However, while the health of the worker may be protected during the actual vacuuming process, that may not be the case when it comes time to remove the machine's filter bag. If bag removal is performed incorrectly, a cloud of dust may be released that can eliminate many of the benefits of having an advanced filtration system in the first place.
Because of this, Doug Berjer, Brand Manager with Tornado Industries, manufacturers of vacuum cleaning systems, offers the following tips on removing filter bags that can apply to most types of vacuum cleaners-backpacks, canisters, and uprights:
 • Unplug the machine from the power source before proceeding.
 • Wear gloves during the entire bag removal process.
 • If the machine is a backpack or canister, disconnect the hose.
 • Check whether the manufacturer has provided special removal and insertion instructions; for instance, on some machines, the assembly that holds the filter bag must be pulled up or out in order for the bag to be removed.
 • As an added safety measure, place the bag in a small plastic liner and seal the opening; this helps prevent dust from being released during handling.

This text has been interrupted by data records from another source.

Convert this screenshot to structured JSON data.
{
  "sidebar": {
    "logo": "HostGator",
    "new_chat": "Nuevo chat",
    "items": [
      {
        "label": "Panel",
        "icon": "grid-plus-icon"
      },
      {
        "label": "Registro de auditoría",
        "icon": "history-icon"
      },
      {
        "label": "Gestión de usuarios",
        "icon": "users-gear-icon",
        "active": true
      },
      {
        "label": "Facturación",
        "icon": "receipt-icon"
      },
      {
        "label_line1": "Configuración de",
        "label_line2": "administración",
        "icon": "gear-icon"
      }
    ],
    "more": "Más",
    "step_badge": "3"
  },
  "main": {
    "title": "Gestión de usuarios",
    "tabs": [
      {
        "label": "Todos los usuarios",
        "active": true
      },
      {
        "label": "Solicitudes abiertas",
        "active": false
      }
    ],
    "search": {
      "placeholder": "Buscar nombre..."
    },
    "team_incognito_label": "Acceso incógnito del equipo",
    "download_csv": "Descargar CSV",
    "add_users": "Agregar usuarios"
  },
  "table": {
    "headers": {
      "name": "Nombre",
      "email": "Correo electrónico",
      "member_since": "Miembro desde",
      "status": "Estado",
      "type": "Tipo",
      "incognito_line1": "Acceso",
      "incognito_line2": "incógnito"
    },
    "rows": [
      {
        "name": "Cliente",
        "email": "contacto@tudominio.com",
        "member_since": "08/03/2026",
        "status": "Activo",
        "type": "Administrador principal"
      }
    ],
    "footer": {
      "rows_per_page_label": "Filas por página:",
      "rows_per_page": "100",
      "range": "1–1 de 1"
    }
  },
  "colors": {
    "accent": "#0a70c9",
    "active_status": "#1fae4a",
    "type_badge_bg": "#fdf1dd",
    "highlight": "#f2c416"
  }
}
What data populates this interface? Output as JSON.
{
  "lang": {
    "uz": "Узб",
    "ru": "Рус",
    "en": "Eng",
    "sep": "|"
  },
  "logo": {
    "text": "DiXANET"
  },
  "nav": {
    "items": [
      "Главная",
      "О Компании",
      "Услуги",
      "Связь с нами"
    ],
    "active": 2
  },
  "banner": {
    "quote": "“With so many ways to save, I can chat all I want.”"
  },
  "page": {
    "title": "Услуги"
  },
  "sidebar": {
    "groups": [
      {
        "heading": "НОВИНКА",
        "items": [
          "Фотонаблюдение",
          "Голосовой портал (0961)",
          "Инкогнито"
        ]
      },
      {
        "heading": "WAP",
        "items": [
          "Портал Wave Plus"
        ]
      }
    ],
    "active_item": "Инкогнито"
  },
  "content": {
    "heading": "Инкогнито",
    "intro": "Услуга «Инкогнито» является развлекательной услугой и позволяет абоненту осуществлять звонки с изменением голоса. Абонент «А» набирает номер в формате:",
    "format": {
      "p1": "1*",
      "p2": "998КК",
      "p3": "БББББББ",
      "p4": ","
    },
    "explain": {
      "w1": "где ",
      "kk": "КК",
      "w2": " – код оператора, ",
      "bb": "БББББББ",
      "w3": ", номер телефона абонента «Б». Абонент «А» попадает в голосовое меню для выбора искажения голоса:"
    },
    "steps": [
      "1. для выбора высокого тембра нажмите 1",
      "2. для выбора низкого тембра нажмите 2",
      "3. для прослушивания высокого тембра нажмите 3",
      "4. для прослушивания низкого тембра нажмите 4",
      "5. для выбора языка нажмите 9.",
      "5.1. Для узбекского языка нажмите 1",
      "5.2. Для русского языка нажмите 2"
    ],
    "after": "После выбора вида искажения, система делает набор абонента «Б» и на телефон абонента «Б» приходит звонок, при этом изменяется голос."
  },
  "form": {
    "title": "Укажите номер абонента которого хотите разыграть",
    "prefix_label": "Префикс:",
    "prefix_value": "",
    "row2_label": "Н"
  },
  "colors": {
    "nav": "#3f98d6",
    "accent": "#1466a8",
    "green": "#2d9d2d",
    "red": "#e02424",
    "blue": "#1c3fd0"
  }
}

 • If the vacuum cleaner has been used to vacuum up rodents or their nesting materials, double bag the filter bag using two plastic liners.
 • Place the bag, now inside one or two sealed plastic liners, in a Dumpster or securely covered trash can that is emptied regularly.

"When to change the filter bag seems to be a bit controversial," adds Berjer. "Some cleaning professionals change them when they are only a third full to help ensure proper suction. In most cases, once the bag is half to two-thirds full it should be replaced."